Relating to the artist Eric Fischl’s “America: Now and Here” project, Crossing State Lines: An American Renga comprises a “unique poem on the global landscape”— 54 poets collaborating on a 900-year-old Japanese form of linked verses. Editors Bob Holman and Carol Muske-Dukes seek with these lyrics to present “these states as seen by our poets, crisscrossing the country,” and they do so as “art takes its place in the national dialogue.” In her own poem, Muske-Dukes tries to “add up what remains when / What we thought was wealth is gone.” Overall, the book is meant to be “utopic,” reflecting a “kind of audacious hope that is the whole project of America.” Similarly, see Endless Skyway, an anthology with work from 38 state poets laureate, and more broadly, American Society: What Poets See (Futurecycle), an in-progress collection in print and online. For something more prescriptive, there is Blueprints: Bringing Poetry into Communities, edited by Katharine Coles and featuring essays by Robert Hass, Elizabeth Alexander, and Dana Gioia.
Other poets and writers confront an increasing number of literary journals interested in more socially engaged work. J Journal, associated with John Jay College in New York, seeks material on “justice, approached from any angle,” and Magnolia Journal features women’s creative writing that “interacts with and challenges social injustices.” The Truth About the Fact is a fairly new international journal, focused on literary nonfiction that could “play a vital role in transforming the planet.” Other journals are increasingly seeking relevant work for special issues: The Little Patuxent Review, for example, called for social-justice submissions this fall. Memoir (and) recently began the (In)Visible Memoirs Project, in which writing teachers lead workshops for marginalized communities, and Considerit: An Altruistic Arts Journal gives half of its donations to charity.

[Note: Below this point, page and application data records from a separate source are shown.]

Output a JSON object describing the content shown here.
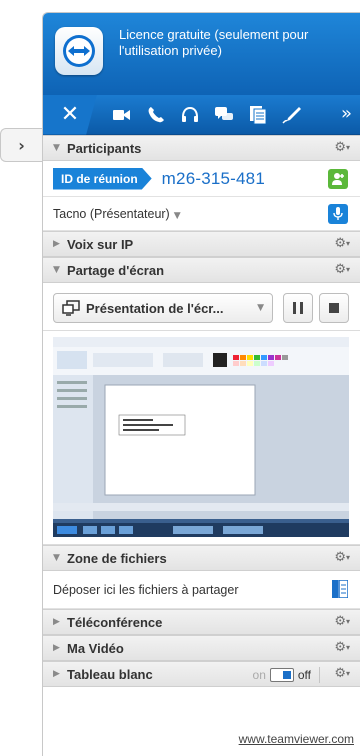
{
  "header": {
    "license": "Licence gratuite (seulement pour l'utilisation privée)"
  },
  "toolbar": {
    "close_label": "✕",
    "more_label": "»",
    "icons": [
      "camera-icon",
      "phone-icon",
      "headset-icon",
      "chat-icon",
      "files-icon",
      "pen-icon"
    ]
  },
  "sections": {
    "participants": "Participants",
    "voip": "Voix sur IP",
    "screen_share": "Partage d'écran",
    "files": "Zone de fichiers",
    "conference": "Téléconférence",
    "video": "Ma Vidéo",
    "whiteboard": "Tableau blanc"
  },
  "participants": {
    "meeting_label": "ID de réunion",
    "meeting_id": "m26-315-481",
    "presenter": "Tacno (Présentateur)"
  },
  "share": {
    "selected": "Présentation de l'écr..."
  },
  "files": {
    "drop_text": "Déposer ici les fichiers à partager"
  },
  "whiteboard": {
    "on": "on",
    "off": "off"
  },
  "footer": {
    "link": "www.teamviewer.com"
  },
  "colors": {
    "brand": "#1a83d9",
    "header_dark": "#0e63b5",
    "accent_green": "#5bb83a"
  }
}
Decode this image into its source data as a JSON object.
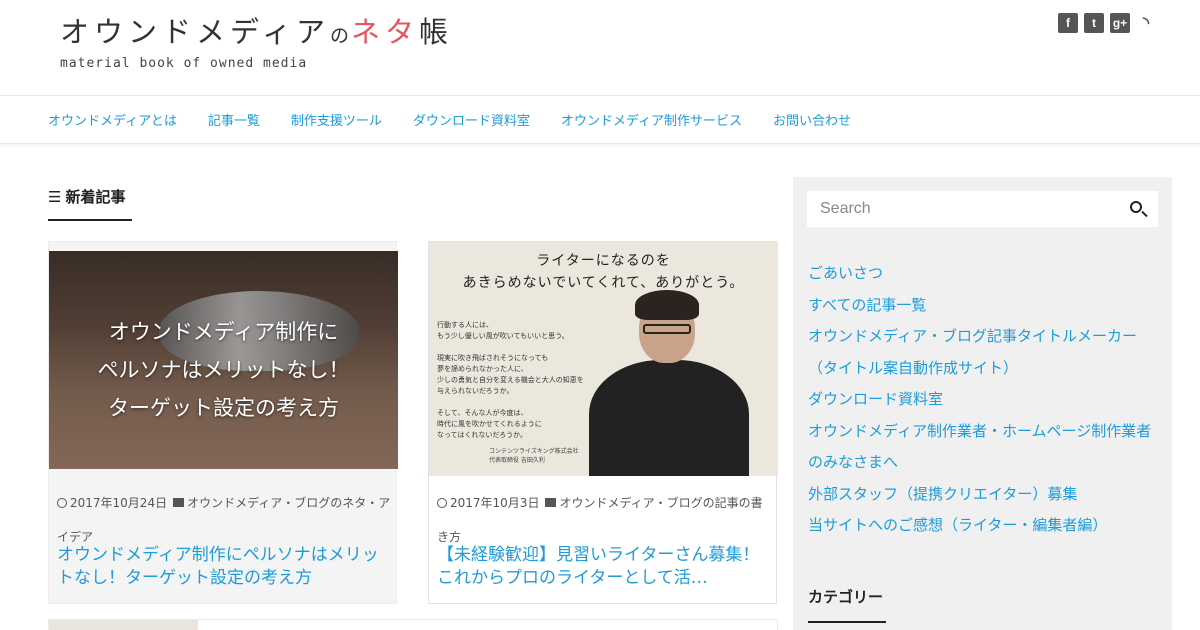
{
  "header": {
    "logo_part1": "オウンドメディア",
    "logo_part2": "の",
    "logo_part3": "ネタ",
    "logo_part4": "帳",
    "tagline": "material book of owned media",
    "social": [
      "facebook-icon",
      "twitter-icon",
      "google-plus-icon",
      "rss-icon"
    ]
  },
  "nav": {
    "items": [
      {
        "label": "オウンドメディアとは"
      },
      {
        "label": "記事一覧"
      },
      {
        "label": "制作支援ツール"
      },
      {
        "label": "ダウンロード資料室"
      },
      {
        "label": "オウンドメディア制作サービス"
      },
      {
        "label": "お問い合わせ"
      }
    ]
  },
  "main": {
    "section_title": "新着記事",
    "cards": [
      {
        "thumb_text_line1": "オウンドメディア制作に",
        "thumb_text_line2": "ペルソナはメリットなし！",
        "thumb_text_line3": "ターゲット設定の考え方",
        "date": "2017年10月24日",
        "category": "オウンドメディア・ブログのネタ・アイデア",
        "title": "オウンドメディア制作にペルソナはメリットなし！ターゲット設定の考え方"
      },
      {
        "thumb_title_line1": "ライターになるのを",
        "thumb_title_line2": "あきらめないでいてくれて、ありがとう。",
        "thumb_body": "行動する人には、\nもう少し優しい風が吹いてもいいと思う。\n\n現実に吹き飛ばされそうになっても\n夢を諦められなかった人に、\n少しの勇気と自分を変える機会と大人の知恵を\n与えられないだろうか。\n\nそして、そんな人が今度は、\n時代に風を吹かせてくれるように\nなってはくれないだろうか。",
        "thumb_sign": "コンテンツライズキング株式会社\n代表取締役 吉田久利",
        "date": "2017年10月3日",
        "category": "オウンドメディア・ブログの記事の書き方",
        "title": "【未経験歓迎】見習いライターさん募集！これからプロのライターとして活…"
      }
    ]
  },
  "sidebar": {
    "search_placeholder": "Search",
    "links": [
      {
        "label": "ごあいさつ"
      },
      {
        "label": "すべての記事一覧"
      },
      {
        "label": "オウンドメディア・ブログ記事タイトルメーカー（タイトル案自動作成サイト）"
      },
      {
        "label": "ダウンロード資料室"
      },
      {
        "label": "オウンドメディア制作業者・ホームページ制作業者のみなさまへ"
      },
      {
        "label": "外部スタッフ（提携クリエイター）募集"
      },
      {
        "label": "当サイトへのご感想（ライター・編集者編）"
      }
    ],
    "category_title": "カテゴリー"
  },
  "colors": {
    "link": "#1e9cd8",
    "logo_accent": "#e4575f",
    "sidebar_bg": "#f0f0f0"
  }
}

Small presses and literary centers increasingly involve themselves with more socially conscious writing, too. All the genres are covered; not just poetry. PEN American Center sponsors the Bellwether Prize for Socially Engaged Fiction, and Benu Press publishes a book annually for its Social Justice and Equity Award in Creative Nonfiction. As for poetry, the Burning Bush Poetry Prize rewards verse that inspires work for social and economic justice, while Consequence magazine recognizes poetry that addresses “the consequences of armed conflict or social injustice.” And the mission of Exterminating Angel Press is to name and solve problems across the planet.
No subject, no matter how urgent or essentially important, ensures that writing will be necessarily good writing, and readers will disagree about style, voice, and other aspects of literary merit, not to mention politics itself. That’s fine. Looked at from a distance, however, who better than poets to finesse an insight over and above the sound bite? Maybe they are best suited to search out and bring to light, even amid these days, what Tocqueville called the “hidden sinew” of America’s character and destiny. And can resist, as much as anyone can, the “general apathy” Tocqueville brooded upon as possibly ingrained in this country, a resulting passivity inherent in a “post-historic” society. This particular chapter of history remains to be written, but plenty of writers are trying, even now.
—Brett Foster’s first book of poetry, The Garbage Eater, was published earlier this year. His writing has recently appeared or is forthcoming in Atlanta Review, Books & Culture, IMAGE, Kenyon Review, Poet Lore, Raritan, and Salamander. He often fears being more informed about sixteenth-century English politics than on American politics today.